Course material 2010–11
Exercise 1: Michaelmas Vacation Work
Please complete the following work over the Michaelmas Vacation (Dec/Jan 2010/11).
- Please read through this slide pack: VACATION SLIDE PACK.
- Please complete the following two exercises: Exercise 1a Exercise 1b.
Please submit a printout of source code and console or waveform outputs for Exercise 1a and 1b. Deadline: First day Lent Full Term, Tue 18th Jan '11 (5 Marks).
One half should be done in RTL (Verilog or VHDL) and the other in SystemC.
This exercise is primarily designed to ensure that you are able to run the tools and have no obstacles in your working environment. Please contact D Greaves by email if you have any problem getting started.
Since this is just a preliminary exercise, full marks will be awarded for any reasonable attempt. Also, if any of your answer is not working to your satisfaction at the due deadline a resubmission without loss of credit can be organised.
To get started with the provided tools please look at this TOOLINFO LINK but also please feel free to use any other computers or tools that you have to hand (such as a free copy of Modelsim on your own laptop or a version of SystemC that you have compiled for yourself).
Exercise 1a (Structural Hazard)
If you do Exercise 1a in Verilog (or VHDL) then please do Exercise 1b using SystemC and vice versa.
By 'component' we mean a SystemC 'SC_MODULE' or a Verilog 'module' or a VHDL 'entity'.
- Write a component called FIB that initialises the first
two locations of an array called FA with the numbers 1 and 2 and then iterates
through the array computing
FA[i] := FA[i-1] + FA[i-2]and which also generates some sort of output so that we know it worked.
- Create a component called RAM that contains several addressable locations inside it. The interface to the component should have the property that only one internal location can be addressed at a time.
- Modify your FIB module to become FIBRAM so that it connects to your RAM model (either externally or by instantiating it) and uses this instead of the array called FA.
- Read up about structural hazards from a textbook or the Internet and make a brief comment or two.
Exercise 1b (M/D/1 Queue)
If you did Exercise 1a in Verilog (or VHDL) then please do this one using SystemC.
In this exercise you must decide how to model a 'packet' at some reasonable level of abstraction.
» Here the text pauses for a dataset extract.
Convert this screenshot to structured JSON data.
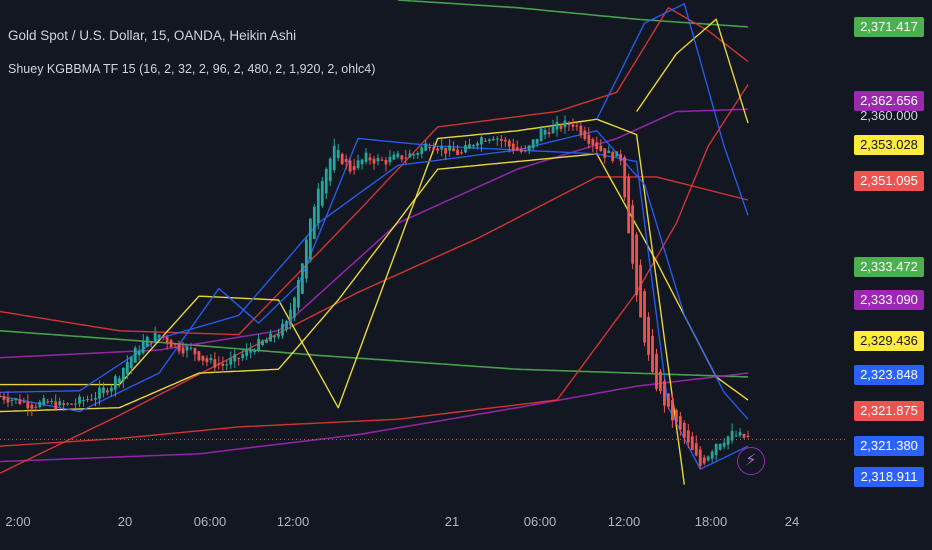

A packet must contain an originating timestamp and perhaps some other information such as an incrementing counter value that resembles data.
You must also decide how to model an interface that can carry these packets. You can use shared variables to model wires (as is common in RTL) or you might use subroutine calling over the interface.
- Create a component called generator that generates randomly spaced packets on an output interface. The component should have inside it a parameter called lambda that controls the average rate of traffic generation in terms of events per second. (Using your own PRBS may be the easiest source of random numbers in RTL.)
- Create a component called sink that accepts packets and which goes busy for some constant time set by an internal parameter called mu before it is ready to accept the next event. The sink must report somehow the transit time experienced by the packets (i.e. subtract the current time from the originating timestamp).
- Create a component called fifoqueue suitable to be wired between the generator and the sink.
- Run the system several times with different relative settings of lambda and mu and compute the average of the transit delays. Search for 'M/D/1' queue on the Internet or in a queuing theory book and see if you can make any observations.
© David Greaves 2011.